[Entries from a dataset of interfaces]
----
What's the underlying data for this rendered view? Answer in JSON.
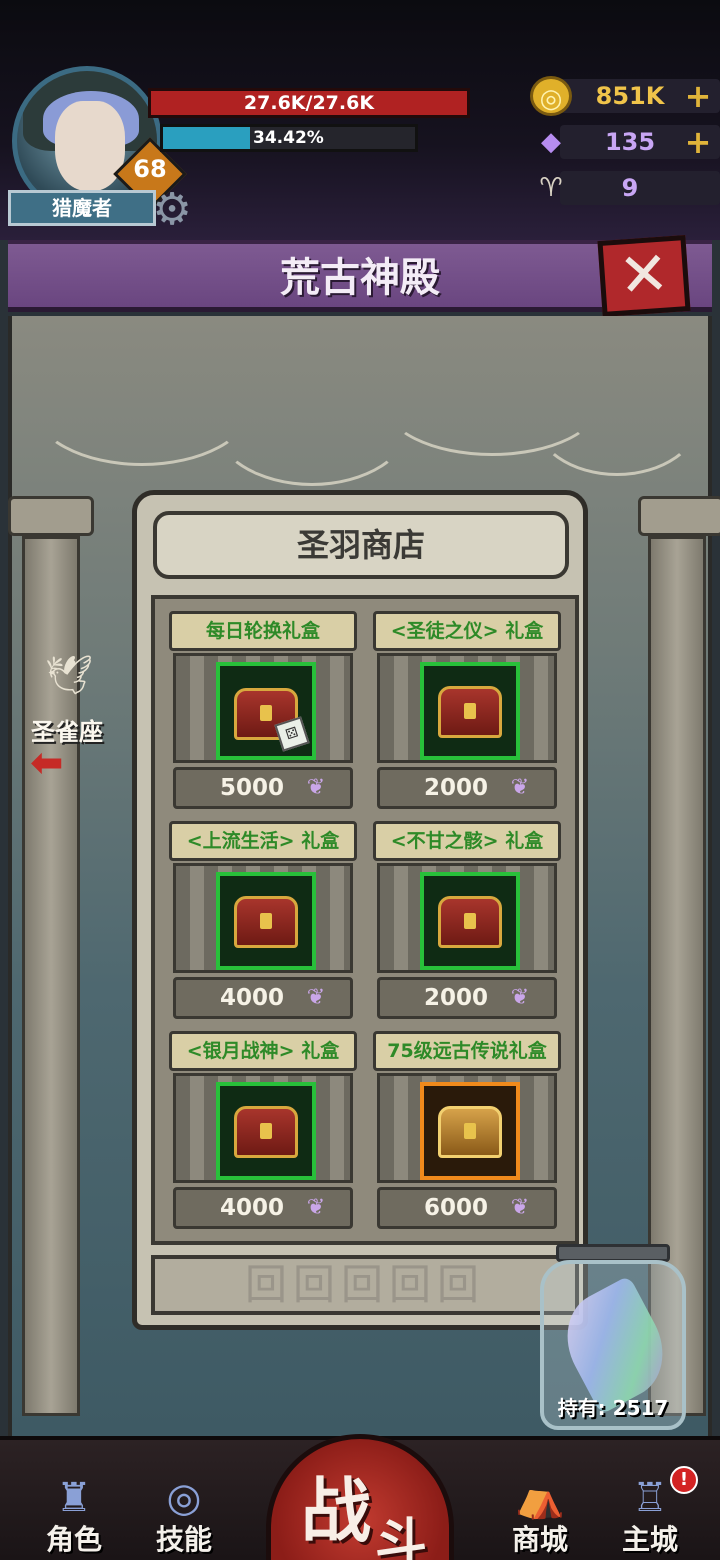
{
  "player": {
    "name": "猎魔者",
    "level": "68",
    "hp_text": "27.6K/27.6K",
    "xp_text": "34.42%",
    "xp_fraction": 0.3442
  },
  "resources": {
    "gold": {
      "value": "851K",
      "icon": "gold-coin-icon",
      "has_plus": true
    },
    "gems": {
      "value": "135",
      "icon": "purple-crystal-icon",
      "has_plus": true
    },
    "horns": {
      "value": "9",
      "icon": "ram-skull-icon",
      "has_plus": false
    },
    "plus_symbol": "+"
  },
  "title": "荒古神殿",
  "close_symbol": "✕",
  "left_nav": {
    "label": "圣雀座",
    "arrow": "⬅"
  },
  "shop": {
    "title": "圣羽商店",
    "currency_icon": "feather-icon",
    "items": [
      {
        "name": "每日轮换礼盒",
        "price": "5000",
        "rarity": "green",
        "has_dice": true
      },
      {
        "name": "<圣徒之仪> 礼盒",
        "price": "2000",
        "rarity": "green",
        "has_dice": false
      },
      {
        "name": "<上流生活> 礼盒",
        "price": "4000",
        "rarity": "green",
        "has_dice": false
      },
      {
        "name": "<不甘之骸> 礼盒",
        "price": "2000",
        "rarity": "green",
        "has_dice": false
      },
      {
        "name": "<银月战神> 礼盒",
        "price": "4000",
        "rarity": "green",
        "has_dice": false
      },
      {
        "name": "75级远古传说礼盒",
        "price": "6000",
        "rarity": "orange",
        "has_dice": false
      }
    ]
  },
  "holdings": {
    "label": "持有: 2517"
  },
  "bottom_nav": {
    "items": [
      {
        "label": "角色",
        "icon": "character-helmet-icon"
      },
      {
        "label": "技能",
        "icon": "skill-swirl-icon"
      },
      {
        "label": "商城",
        "icon": "shop-tent-icon"
      },
      {
        "label": "主城",
        "icon": "castle-icon"
      }
    ],
    "fight": {
      "char1": "战",
      "char2": "斗"
    },
    "alert": "!"
  }
}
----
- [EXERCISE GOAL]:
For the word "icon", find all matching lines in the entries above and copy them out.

- [WORKED SOLUTION]:
      "icon": "gold-coin-icon",
      "icon": "purple-crystal-icon",
      "icon": "ram-skull-icon",
    "currency_icon": "feather-icon",
        "icon": "character-helmet-icon"
        "icon": "skill-swirl-icon"
        "icon": "shop-tent-icon"
        "icon": "castle-icon"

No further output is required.